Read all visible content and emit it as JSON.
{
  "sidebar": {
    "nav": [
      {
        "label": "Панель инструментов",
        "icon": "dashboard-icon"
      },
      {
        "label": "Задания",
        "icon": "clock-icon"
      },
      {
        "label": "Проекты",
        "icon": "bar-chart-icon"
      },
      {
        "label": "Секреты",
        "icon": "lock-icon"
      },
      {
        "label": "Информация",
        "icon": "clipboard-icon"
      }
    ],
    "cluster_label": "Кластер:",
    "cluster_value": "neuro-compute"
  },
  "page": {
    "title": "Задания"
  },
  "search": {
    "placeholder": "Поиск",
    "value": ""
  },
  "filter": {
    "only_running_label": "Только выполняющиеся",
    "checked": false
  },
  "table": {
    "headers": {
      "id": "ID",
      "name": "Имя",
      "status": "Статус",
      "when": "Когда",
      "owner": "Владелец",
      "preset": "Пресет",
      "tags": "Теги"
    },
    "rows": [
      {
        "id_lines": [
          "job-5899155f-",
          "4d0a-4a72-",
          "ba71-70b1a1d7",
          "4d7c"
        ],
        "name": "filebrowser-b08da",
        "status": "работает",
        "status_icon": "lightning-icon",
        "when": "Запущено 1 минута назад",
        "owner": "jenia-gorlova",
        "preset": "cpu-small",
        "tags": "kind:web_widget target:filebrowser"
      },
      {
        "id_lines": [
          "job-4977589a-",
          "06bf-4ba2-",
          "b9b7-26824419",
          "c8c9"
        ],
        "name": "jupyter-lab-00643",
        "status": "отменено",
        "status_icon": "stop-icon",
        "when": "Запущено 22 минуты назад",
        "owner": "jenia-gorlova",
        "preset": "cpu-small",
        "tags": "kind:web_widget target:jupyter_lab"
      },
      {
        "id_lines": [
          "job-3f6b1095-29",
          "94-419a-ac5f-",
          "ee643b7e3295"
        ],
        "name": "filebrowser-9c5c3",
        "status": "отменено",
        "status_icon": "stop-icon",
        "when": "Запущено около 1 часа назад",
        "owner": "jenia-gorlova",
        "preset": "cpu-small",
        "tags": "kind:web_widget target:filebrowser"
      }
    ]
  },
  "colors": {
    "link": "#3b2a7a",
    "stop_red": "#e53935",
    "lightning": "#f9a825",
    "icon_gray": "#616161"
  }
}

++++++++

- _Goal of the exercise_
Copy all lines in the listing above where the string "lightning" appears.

- _Written response_
        "status_icon": "lightning-icon",
    "lightning": "#f9a825",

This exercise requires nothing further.